— Work instruction —
Entries follow. Set all of them down as they stand.
========
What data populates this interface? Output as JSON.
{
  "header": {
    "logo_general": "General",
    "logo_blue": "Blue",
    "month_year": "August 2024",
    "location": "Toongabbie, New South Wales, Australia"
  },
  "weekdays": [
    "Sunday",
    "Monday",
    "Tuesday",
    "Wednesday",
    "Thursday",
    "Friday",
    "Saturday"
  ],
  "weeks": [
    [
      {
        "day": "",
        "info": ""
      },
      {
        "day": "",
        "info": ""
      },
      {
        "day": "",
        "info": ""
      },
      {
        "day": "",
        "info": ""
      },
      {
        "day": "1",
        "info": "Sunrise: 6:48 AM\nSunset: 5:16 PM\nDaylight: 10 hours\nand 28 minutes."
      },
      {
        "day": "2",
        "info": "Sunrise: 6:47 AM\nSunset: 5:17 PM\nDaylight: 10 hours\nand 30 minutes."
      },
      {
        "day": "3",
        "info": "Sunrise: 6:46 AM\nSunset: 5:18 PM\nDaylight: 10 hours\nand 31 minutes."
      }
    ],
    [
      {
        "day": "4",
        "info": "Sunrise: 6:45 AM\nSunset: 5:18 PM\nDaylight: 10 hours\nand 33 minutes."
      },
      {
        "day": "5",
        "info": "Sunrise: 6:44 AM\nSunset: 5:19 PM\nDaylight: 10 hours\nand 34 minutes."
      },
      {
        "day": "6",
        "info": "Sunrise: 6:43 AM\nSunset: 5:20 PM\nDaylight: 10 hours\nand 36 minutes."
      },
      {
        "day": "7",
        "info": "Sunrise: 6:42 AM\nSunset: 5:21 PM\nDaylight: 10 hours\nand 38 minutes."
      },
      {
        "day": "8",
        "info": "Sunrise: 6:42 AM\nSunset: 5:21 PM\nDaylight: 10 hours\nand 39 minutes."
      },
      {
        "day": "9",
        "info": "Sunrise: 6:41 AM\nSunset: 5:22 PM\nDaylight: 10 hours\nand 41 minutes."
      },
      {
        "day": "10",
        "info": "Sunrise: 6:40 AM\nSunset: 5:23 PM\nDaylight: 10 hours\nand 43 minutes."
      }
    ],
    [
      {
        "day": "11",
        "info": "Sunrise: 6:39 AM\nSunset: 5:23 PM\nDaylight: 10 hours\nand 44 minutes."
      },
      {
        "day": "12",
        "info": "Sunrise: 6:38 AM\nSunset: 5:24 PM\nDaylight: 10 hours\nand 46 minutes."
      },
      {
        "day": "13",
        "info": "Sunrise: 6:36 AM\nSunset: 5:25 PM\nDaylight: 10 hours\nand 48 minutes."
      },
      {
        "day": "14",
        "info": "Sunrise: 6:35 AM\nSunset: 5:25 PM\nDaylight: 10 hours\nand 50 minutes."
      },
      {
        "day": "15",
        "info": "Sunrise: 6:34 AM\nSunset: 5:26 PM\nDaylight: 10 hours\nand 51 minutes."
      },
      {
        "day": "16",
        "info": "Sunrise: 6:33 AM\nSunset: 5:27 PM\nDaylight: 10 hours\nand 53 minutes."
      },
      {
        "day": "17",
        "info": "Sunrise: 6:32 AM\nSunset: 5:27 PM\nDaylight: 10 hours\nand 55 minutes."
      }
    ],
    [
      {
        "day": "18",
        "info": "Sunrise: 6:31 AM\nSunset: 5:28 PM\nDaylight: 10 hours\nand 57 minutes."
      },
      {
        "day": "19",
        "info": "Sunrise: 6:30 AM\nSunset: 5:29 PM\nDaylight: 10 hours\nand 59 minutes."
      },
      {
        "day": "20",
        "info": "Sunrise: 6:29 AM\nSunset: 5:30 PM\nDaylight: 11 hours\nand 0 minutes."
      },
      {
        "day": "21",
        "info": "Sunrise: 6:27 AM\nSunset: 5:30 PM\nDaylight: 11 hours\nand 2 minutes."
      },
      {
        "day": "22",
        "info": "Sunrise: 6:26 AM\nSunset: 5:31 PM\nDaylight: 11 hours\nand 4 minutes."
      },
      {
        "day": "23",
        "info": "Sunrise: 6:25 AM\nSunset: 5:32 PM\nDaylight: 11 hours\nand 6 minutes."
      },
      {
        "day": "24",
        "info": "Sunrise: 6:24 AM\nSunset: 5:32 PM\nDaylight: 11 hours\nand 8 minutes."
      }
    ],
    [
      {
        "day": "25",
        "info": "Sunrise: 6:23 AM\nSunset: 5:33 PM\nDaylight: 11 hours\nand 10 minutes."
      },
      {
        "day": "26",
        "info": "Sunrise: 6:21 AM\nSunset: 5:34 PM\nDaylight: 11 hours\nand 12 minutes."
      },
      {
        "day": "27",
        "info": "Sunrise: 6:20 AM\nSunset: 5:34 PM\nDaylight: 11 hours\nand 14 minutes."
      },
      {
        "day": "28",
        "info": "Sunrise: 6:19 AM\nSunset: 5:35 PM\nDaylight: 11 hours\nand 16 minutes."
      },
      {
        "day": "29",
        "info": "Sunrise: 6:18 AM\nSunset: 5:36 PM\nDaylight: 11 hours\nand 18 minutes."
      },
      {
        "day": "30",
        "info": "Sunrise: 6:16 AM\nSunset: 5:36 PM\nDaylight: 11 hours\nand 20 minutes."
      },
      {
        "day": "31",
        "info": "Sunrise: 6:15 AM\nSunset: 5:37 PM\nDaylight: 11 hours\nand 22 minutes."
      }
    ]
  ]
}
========
— Response area —
What data populates this interface? Output as JSON.
{
  "header": {
    "logo_general": "General",
    "logo_blue": "Blue",
    "month_year": "August 2024",
    "location": "Toongabbie, New South Wales, Australia"
  },
  "weekdays": [
    "Sunday",
    "Monday",
    "Tuesday",
    "Wednesday",
    "Thursday",
    "Friday",
    "Saturday"
  ],
  "weeks": [
    [
      {
        "day": "",
        "info": ""
      },
      {
        "day": "",
        "info": ""
      },
      {
        "day": "",
        "info": ""
      },
      {
        "day": "",
        "info": ""
      },
      {
        "day": "1",
        "info": "Sunrise: 6:48 AM\nSunset: 5:16 PM\nDaylight: 10 hours\nand 28 minutes."
      },
      {
        "day": "2",
        "info": "Sunrise: 6:47 AM\nSunset: 5:17 PM\nDaylight: 10 hours\nand 30 minutes."
      },
      {
        "day": "3",
        "info": "Sunrise: 6:46 AM\nSunset: 5:18 PM\nDaylight: 10 hours\nand 31 minutes."
      }
    ],
    [
      {
        "day": "4",
        "info": "Sunrise: 6:45 AM\nSunset: 5:18 PM\nDaylight: 10 hours\nand 33 minutes."
      },
      {
        "day": "5",
        "info": "Sunrise: 6:44 AM\nSunset: 5:19 PM\nDaylight: 10 hours\nand 34 minutes."
      },
      {
        "day": "6",
        "info": "Sunrise: 6:43 AM\nSunset: 5:20 PM\nDaylight: 10 hours\nand 36 minutes."
      },
      {
        "day": "7",
        "info": "Sunrise: 6:42 AM\nSunset: 5:21 PM\nDaylight: 10 hours\nand 38 minutes."
      },
      {
        "day": "8",
        "info": "Sunrise: 6:42 AM\nSunset: 5:21 PM\nDaylight: 10 hours\nand 39 minutes."
      },
      {
        "day": "9",
        "info": "Sunrise: 6:41 AM\nSunset: 5:22 PM\nDaylight: 10 hours\nand 41 minutes."
      },
      {
        "day": "10",
        "info": "Sunrise: 6:40 AM\nSunset: 5:23 PM\nDaylight: 10 hours\nand 43 minutes."
      }
    ],
    [
      {
        "day": "11",
        "info": "Sunrise: 6:39 AM\nSunset: 5:23 PM\nDaylight: 10 hours\nand 44 minutes."
      },
      {
        "day": "12",
        "info": "Sunrise: 6:38 AM\nSunset: 5:24 PM\nDaylight: 10 hours\nand 46 minutes."
      },
      {
        "day": "13",
        "info": "Sunrise: 6:36 AM\nSunset: 5:25 PM\nDaylight: 10 hours\nand 48 minutes."
      },
      {
        "day": "14",
        "info": "Sunrise: 6:35 AM\nSunset: 5:25 PM\nDaylight: 10 hours\nand 50 minutes."
      },
      {
        "day": "15",
        "info": "Sunrise: 6:34 AM\nSunset: 5:26 PM\nDaylight: 10 hours\nand 51 minutes."
      },
      {
        "day": "16",
        "info": "Sunrise: 6:33 AM\nSunset: 5:27 PM\nDaylight: 10 hours\nand 53 minutes."
      },
      {
        "day": "17",
        "info": "Sunrise: 6:32 AM\nSunset: 5:27 PM\nDaylight: 10 hours\nand 55 minutes."
      }
    ],
    [
      {
        "day": "18",
        "info": "Sunrise: 6:31 AM\nSunset: 5:28 PM\nDaylight: 10 hours\nand 57 minutes."
      },
      {
        "day": "19",
        "info": "Sunrise: 6:30 AM\nSunset: 5:29 PM\nDaylight: 10 hours\nand 59 minutes."
      },
      {
        "day": "20",
        "info": "Sunrise: 6:29 AM\nSunset: 5:30 PM\nDaylight: 11 hours\nand 0 minutes."
      },
      {
        "day": "21",
        "info": "Sunrise: 6:27 AM\nSunset: 5:30 PM\nDaylight: 11 hours\nand 2 minutes."
      },
      {
        "day": "22",
        "info": "Sunrise: 6:26 AM\nSunset: 5:31 PM\nDaylight: 11 hours\nand 4 minutes."
      },
      {
        "day": "23",
        "info": "Sunrise: 6:25 AM\nSunset: 5:32 PM\nDaylight: 11 hours\nand 6 minutes."
      },
      {
        "day": "24",
        "info": "Sunrise: 6:24 AM\nSunset: 5:32 PM\nDaylight: 11 hours\nand 8 minutes."
      }
    ],
    [
      {
        "day": "25",
        "info": "Sunrise: 6:23 AM\nSunset: 5:33 PM\nDaylight: 11 hours\nand 10 minutes."
      },
      {
        "day": "26",
        "info": "Sunrise: 6:21 AM\nSunset: 5:34 PM\nDaylight: 11 hours\nand 12 minutes."
      },
      {
        "day": "27",
        "info": "Sunrise: 6:20 AM\nSunset: 5:34 PM\nDaylight: 11 hours\nand 14 minutes."
      },
      {
        "day": "28",
        "info": "Sunrise: 6:19 AM\nSunset: 5:35 PM\nDaylight: 11 hours\nand 16 minutes."
      },
      {
        "day": "29",
        "info": "Sunrise: 6:18 AM\nSunset: 5:36 PM\nDaylight: 11 hours\nand 18 minutes."
      },
      {
        "day": "30",
        "info": "Sunrise: 6:16 AM\nSunset: 5:36 PM\nDaylight: 11 hours\nand 20 minutes."
      },
      {
        "day": "31",
        "info": "Sunrise: 6:15 AM\nSunset: 5:37 PM\nDaylight: 11 hours\nand 22 minutes."
      }
    ]
  ]
}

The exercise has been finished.